Since your password is your first line of defense, it would be in your best interest to set up a strong, unique password for each and every account. This makes it difficult for hackers and their malware to guess it. If your password ever does get uncovered due to a data breach, it won’t give hackers access to all the accounts you have. A password manager, such as Lastpass, is a great way to secure all your unique passwords according to The Tech Guy, Leo Laporte. Our Prilock advice is to use a phrase that you can replace the word with a number or symbol, using just the first letter of the word in your phrase, and WOALA you have a secure password!
2. Keep Your Software Updated
It is important to install updates and patches as soon as they are released. These keep your systems with the latest features as well as keep your computer safe. Usually, these updates are to fix security bugs and issues. Keep an eye on all your apps, smart appliances, and router for updates.
3. Personal Information on Social Media

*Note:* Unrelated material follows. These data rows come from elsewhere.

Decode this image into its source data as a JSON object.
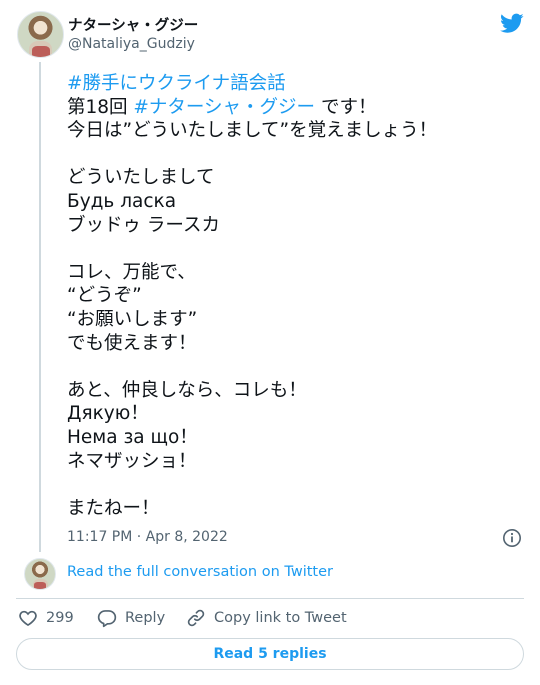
{
  "author": {
    "name": "ナターシャ・グジー",
    "handle": "@Nataliya_Gudziy"
  },
  "tweet": {
    "lines": [
      [
        {
          "text": "#勝手にウクライナ語会話",
          "hashtag": true
        }
      ],
      [
        {
          "text": "第18回 "
        },
        {
          "text": "#ナターシャ・グジー",
          "hashtag": true
        },
        {
          "text": " です！"
        }
      ],
      [
        {
          "text": "今日は”どういたしまして”を覚えましょう！"
        }
      ],
      [
        {
          "text": ""
        }
      ],
      [
        {
          "text": "どういたしまして"
        }
      ],
      [
        {
          "text": "Будь ласка"
        }
      ],
      [
        {
          "text": "ブッドゥ ラースカ"
        }
      ],
      [
        {
          "text": ""
        }
      ],
      [
        {
          "text": "コレ、万能で、"
        }
      ],
      [
        {
          "text": "“どうぞ”"
        }
      ],
      [
        {
          "text": "“お願いします”"
        }
      ],
      [
        {
          "text": "でも使えます！"
        }
      ],
      [
        {
          "text": ""
        }
      ],
      [
        {
          "text": "あと、仲良しなら、コレも！"
        }
      ],
      [
        {
          "text": "Дякую！"
        }
      ],
      [
        {
          "text": "Нема за що！"
        }
      ],
      [
        {
          "text": "ネマザッショ！"
        }
      ],
      [
        {
          "text": ""
        }
      ],
      [
        {
          "text": "またねー！"
        }
      ]
    ],
    "timestamp": "11:17 PM · Apr 8, 2022"
  },
  "thread": {
    "read_conversation": "Read the full conversation on Twitter"
  },
  "actions": {
    "like_count": "299",
    "reply_label": "Reply",
    "copy_label": "Copy link to Tweet"
  },
  "footer": {
    "read_replies": "Read 5 replies"
  },
  "colors": {
    "accent": "#1d9bf0",
    "text": "#0f1419",
    "muted": "#536471",
    "border": "#cfd9de"
  },
  "icons": [
    "twitter-bird-icon",
    "info-icon",
    "heart-icon",
    "reply-bubble-icon",
    "link-icon"
  ]
}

In a generation of oversharing, people check in to restaurants on Facebook, post photos with details about their life on Instagram, Tweet about this or that. Innocent sharing isn’t thought twice about, but to a hacker, this information can be used against you.
4. Monitor Your Bank Statements & Credit Reports Regularly
Most people check their accounts once or twice a month, but how often are they looking through, line by line, each credit and debit? If strange activity has occurred on your account, the earlier you catch this the better. Banks can usually assist with fraudulent transactions that happen within 24 to 48 hours. Check with your bank for specifics.
These are just a few things you can do to secure your digital life. Prilock’s Security Awareness Training provides much more advice. A lot of important, sensitive information is online these days, are you doing everything you can to protect it?